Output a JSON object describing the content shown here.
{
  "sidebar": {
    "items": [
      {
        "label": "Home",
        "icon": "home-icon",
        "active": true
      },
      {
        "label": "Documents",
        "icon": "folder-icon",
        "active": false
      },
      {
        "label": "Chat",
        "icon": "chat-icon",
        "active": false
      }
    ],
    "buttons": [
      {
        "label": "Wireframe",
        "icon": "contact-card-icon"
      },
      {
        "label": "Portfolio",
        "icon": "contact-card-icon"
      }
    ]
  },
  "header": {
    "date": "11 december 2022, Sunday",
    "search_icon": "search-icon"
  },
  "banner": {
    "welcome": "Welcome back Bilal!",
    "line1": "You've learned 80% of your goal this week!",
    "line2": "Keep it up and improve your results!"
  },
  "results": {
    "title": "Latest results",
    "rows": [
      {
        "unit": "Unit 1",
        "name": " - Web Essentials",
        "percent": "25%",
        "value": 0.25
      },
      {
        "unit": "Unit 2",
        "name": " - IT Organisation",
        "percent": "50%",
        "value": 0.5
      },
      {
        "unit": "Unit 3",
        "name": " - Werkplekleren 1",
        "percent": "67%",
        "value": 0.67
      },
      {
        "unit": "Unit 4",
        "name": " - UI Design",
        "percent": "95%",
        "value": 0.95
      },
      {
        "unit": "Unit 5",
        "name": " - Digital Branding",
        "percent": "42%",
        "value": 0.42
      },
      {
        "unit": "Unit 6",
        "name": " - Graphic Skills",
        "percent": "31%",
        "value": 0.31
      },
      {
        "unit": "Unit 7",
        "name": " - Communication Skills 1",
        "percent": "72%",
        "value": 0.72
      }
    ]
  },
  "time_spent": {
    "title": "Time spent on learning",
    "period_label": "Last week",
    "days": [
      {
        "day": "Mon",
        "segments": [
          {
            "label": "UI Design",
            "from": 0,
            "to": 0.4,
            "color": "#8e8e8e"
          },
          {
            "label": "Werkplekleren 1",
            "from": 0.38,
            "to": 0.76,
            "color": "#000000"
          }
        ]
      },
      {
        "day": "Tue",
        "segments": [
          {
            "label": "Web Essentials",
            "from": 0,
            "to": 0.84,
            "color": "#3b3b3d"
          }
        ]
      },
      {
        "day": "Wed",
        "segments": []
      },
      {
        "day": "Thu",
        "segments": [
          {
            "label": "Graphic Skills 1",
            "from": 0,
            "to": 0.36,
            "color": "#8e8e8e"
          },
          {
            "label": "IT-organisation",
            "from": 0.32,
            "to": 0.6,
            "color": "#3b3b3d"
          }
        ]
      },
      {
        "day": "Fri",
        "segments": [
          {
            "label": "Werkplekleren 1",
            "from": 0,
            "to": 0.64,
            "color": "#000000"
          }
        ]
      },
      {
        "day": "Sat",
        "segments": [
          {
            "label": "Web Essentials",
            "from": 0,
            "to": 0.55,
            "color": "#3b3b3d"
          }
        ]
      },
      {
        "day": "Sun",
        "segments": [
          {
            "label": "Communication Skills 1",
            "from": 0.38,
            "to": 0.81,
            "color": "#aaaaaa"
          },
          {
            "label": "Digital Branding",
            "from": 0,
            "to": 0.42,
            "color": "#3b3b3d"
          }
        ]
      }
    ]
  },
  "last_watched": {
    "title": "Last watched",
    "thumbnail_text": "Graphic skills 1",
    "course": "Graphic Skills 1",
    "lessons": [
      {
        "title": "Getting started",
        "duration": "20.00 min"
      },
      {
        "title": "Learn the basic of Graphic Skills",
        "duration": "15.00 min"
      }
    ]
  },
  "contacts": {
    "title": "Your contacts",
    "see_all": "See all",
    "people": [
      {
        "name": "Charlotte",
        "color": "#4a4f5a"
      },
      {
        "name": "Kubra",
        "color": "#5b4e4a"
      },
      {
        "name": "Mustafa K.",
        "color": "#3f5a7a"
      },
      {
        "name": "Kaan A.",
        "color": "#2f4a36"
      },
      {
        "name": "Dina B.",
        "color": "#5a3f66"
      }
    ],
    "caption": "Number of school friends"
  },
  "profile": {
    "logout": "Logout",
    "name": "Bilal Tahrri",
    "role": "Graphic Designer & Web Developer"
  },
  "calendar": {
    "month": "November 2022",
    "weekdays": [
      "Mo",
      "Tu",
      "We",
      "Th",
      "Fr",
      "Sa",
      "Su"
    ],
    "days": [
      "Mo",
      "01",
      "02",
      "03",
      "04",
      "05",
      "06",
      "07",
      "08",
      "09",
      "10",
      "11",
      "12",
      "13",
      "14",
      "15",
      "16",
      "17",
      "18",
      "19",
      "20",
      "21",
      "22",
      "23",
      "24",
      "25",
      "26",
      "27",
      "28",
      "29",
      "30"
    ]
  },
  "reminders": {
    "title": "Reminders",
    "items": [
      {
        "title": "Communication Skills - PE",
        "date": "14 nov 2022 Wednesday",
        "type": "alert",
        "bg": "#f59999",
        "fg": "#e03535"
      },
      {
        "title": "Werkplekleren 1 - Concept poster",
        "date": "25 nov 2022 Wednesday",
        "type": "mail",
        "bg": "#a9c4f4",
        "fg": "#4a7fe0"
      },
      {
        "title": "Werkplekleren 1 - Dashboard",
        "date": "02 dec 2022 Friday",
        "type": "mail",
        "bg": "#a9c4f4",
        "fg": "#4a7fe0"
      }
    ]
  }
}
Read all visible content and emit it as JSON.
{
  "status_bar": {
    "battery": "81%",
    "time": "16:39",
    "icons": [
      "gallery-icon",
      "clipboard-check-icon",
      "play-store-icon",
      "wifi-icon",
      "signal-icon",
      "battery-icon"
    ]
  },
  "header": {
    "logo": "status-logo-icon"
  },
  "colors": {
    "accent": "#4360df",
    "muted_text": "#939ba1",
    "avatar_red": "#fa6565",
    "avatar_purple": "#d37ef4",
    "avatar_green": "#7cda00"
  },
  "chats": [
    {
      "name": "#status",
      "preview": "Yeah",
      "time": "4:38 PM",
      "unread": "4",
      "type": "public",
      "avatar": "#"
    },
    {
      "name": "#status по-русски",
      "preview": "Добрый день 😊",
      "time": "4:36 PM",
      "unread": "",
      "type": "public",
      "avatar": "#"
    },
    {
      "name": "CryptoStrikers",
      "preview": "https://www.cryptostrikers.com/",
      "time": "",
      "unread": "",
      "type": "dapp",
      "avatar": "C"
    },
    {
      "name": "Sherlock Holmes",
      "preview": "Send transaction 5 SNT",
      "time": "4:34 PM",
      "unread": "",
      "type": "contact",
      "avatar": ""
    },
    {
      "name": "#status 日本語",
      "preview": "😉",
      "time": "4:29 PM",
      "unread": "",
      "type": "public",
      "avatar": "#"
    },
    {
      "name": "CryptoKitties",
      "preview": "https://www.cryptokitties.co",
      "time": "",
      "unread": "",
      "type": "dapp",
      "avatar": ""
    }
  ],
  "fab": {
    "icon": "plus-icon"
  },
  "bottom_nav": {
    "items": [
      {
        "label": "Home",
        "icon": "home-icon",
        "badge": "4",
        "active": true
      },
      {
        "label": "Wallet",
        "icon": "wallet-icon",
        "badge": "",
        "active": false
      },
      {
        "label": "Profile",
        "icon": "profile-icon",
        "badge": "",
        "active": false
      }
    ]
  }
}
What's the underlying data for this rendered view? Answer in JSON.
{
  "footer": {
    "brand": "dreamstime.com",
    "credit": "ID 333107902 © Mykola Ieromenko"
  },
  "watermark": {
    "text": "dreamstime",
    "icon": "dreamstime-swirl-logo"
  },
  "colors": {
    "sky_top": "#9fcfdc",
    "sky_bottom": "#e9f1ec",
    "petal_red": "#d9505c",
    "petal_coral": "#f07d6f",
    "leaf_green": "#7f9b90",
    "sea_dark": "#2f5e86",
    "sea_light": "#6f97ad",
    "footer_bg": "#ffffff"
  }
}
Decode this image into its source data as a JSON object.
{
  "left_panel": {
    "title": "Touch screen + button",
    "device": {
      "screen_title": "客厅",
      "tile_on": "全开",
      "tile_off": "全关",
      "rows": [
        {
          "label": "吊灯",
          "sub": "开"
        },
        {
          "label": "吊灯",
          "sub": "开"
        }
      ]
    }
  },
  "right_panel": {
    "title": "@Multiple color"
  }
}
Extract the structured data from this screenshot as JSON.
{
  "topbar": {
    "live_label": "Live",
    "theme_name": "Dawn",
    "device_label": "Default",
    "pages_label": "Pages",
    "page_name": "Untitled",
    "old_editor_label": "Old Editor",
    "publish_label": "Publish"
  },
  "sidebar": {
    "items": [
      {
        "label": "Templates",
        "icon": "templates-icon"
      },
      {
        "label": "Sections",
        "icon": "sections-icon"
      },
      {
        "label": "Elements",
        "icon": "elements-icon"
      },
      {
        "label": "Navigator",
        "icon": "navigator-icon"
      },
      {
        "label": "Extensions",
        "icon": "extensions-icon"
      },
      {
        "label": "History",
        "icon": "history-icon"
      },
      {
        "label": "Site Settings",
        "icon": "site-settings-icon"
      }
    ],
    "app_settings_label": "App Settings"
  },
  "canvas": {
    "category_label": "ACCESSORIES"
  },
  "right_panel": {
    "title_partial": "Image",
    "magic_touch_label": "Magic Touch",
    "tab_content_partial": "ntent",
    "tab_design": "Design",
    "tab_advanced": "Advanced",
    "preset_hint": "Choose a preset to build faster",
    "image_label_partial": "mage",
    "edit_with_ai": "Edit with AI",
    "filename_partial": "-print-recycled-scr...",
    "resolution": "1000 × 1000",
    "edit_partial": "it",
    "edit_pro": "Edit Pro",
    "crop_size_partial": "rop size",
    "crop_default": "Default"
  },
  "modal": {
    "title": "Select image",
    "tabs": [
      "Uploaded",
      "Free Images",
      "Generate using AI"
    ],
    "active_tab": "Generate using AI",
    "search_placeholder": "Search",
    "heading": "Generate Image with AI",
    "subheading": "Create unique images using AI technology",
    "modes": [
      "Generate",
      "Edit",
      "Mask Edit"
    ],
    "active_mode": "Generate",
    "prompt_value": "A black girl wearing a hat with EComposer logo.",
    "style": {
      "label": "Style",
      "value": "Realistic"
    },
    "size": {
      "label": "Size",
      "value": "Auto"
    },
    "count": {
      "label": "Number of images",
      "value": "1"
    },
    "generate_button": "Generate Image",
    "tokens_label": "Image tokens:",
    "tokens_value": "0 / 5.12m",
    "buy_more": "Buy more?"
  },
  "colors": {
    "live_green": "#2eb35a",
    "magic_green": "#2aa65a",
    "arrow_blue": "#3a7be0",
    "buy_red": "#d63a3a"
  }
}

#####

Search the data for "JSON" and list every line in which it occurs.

Output a JSON object describing the content shown here.
Read all visible content and emit it as JSON.
What's the underlying data for this rendered view? Answer in JSON.
Decode this image into its source data as a JSON object.
Extract the structured data from this screenshot as JSON.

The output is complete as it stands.